Identify each line in the records below that contains the word "label", and copy it.

----

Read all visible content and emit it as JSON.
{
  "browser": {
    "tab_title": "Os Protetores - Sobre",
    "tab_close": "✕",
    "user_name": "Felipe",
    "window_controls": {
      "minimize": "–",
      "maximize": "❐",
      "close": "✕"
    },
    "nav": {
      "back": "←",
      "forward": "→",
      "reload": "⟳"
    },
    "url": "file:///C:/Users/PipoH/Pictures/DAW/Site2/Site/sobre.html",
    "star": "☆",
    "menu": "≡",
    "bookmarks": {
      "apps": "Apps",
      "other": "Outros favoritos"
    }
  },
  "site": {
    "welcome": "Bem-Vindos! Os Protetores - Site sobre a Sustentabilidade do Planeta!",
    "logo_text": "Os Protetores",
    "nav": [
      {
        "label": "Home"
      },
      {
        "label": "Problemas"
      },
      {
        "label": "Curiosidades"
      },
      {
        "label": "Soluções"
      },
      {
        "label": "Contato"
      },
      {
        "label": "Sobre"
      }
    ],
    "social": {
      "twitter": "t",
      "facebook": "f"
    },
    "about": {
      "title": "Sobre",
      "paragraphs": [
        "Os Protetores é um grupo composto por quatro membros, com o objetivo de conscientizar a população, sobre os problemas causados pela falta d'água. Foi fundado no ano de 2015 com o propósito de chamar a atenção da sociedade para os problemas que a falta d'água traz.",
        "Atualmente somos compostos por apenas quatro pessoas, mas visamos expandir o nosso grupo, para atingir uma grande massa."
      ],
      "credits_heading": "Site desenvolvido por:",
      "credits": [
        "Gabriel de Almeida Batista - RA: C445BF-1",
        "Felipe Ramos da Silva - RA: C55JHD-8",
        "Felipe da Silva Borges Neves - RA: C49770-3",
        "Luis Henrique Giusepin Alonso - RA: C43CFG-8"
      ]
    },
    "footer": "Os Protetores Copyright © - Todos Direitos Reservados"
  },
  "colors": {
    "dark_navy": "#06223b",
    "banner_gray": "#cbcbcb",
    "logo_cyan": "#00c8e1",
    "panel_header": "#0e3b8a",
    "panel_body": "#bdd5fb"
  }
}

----

**Written response**
        "label": "Home"
        "label": "Problemas"
        "label": "Curiosidades"
        "label": "Soluções"
        "label": "Contato"
        "label": "Sobre"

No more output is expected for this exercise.